Having just read her previous work, Everything for Everyone: An Oral History of the New York Commune: 2052-2072 in collaboration with Eman Abdelhadi, I got the sense that O’Brien is expressing the same sort of utopian desire but in a different format. Conceptualizing restructured social reproduction through both fiction and political treatise is a handy skill, one that allows O’Brien the ability to lean on different elements of her vision in their different treatments.
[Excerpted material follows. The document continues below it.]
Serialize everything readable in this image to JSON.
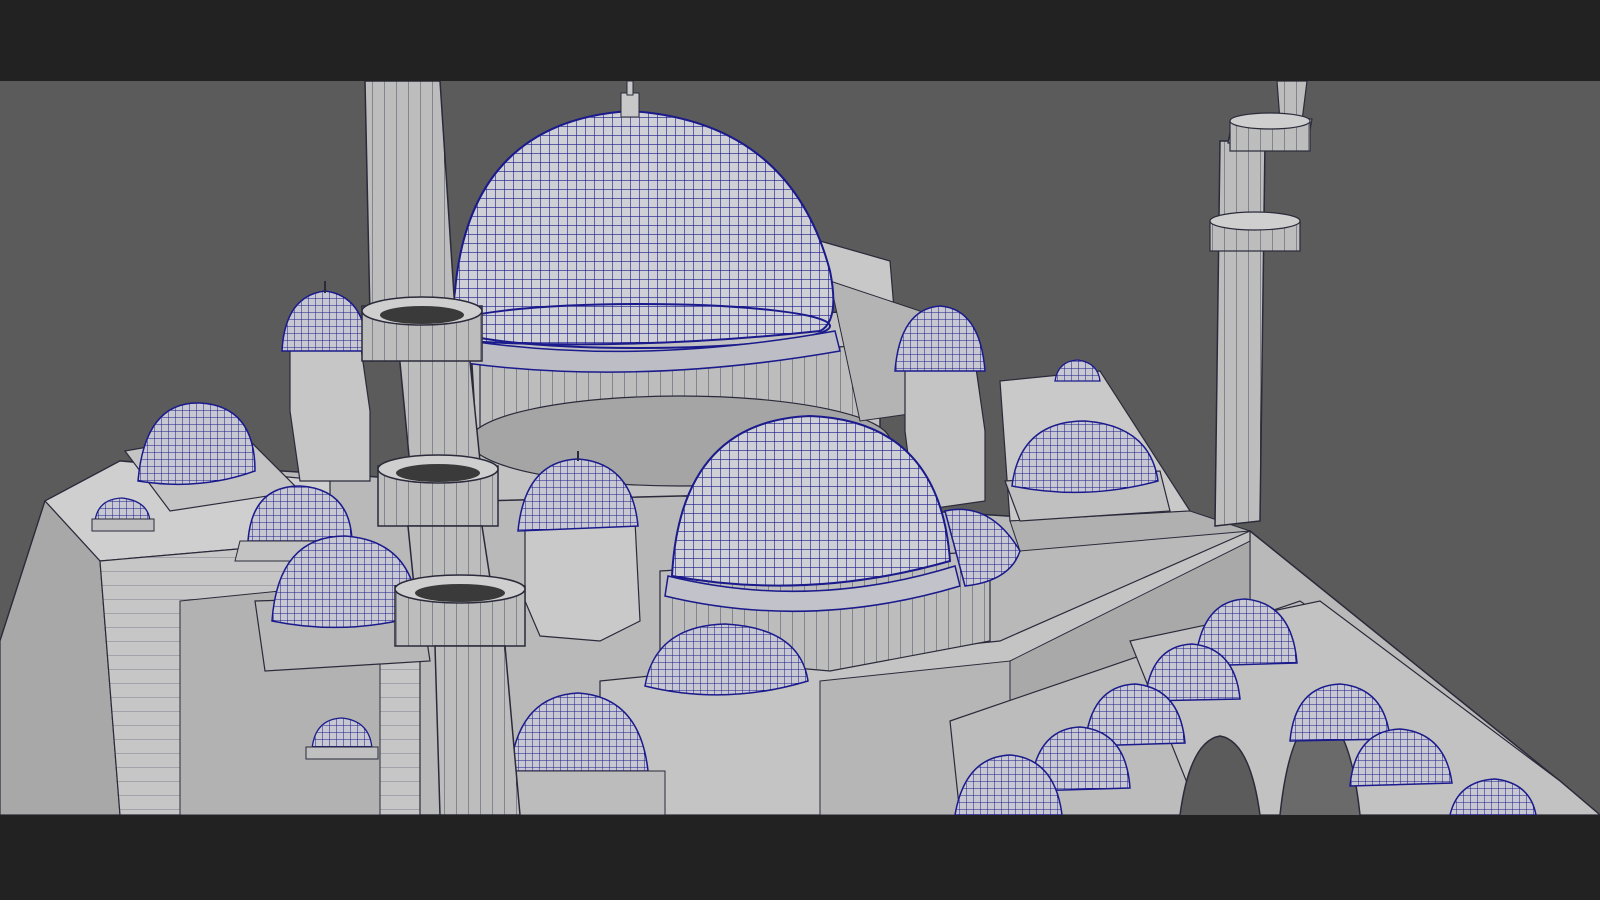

If you haven’t read it yet, Everything for Everyone is an excellent companion piece for Family Abolition, especially if you reach the end of the book and are wondering what these ideas might look like in practice.
Speaking of utopian desire though, if there are any critiques one might levy with O’Brien’s theorizing, one might argue that she focuses too much attention on the distant future: on utopias not yet able to be realized. This argument invokes the question, “People are struggling right now, what are we to do?”
I would respond to this critique in two ways. First, O’Brien is pointing to the imminent necessity to radically alter social reproduction (and yes, to abolish the family) right now. She points to various communes and insurgent movements who have had varying degrees of success in altering social reproduction in the recent past. She implores us to ask, “Why not us, why not now?”
Secondly, I would respond to this critique by reminding the critiquer that we can’t expect any of our radical dreamers to have all of the answers. If O’Brien isn’t speaking to a situation or experience that’s relevant to you, you can find someone else who is. We shouldn’t look at Family Abolition: Communizing of Care as the only or final word on family abolition. Instead, we can appreciate what O’Brien has given us for what it is – a thorough (but not complete) history of the developments of the family as a social and political structure, and a proposal for an alternative.
We are living through a period of escalating crisis, and relying exclusively on biological kinship will not provide enough support for us to survive or to push for desperately needed changes. We must come together and care for one another outside the bounds of the family. As O’Brien so excellently lays out, our future depends on it.
Renya is an anarchist organizer, writer, and therapist operating in Philadelphia, PA, USA. In their various forms of work they are interested in expanding networks of care, undermining ideological hegemony, and telling stories. They practice as a therapist and produce YouTube videos under the name Come Together Counseling, seeking to integrate their values and practices.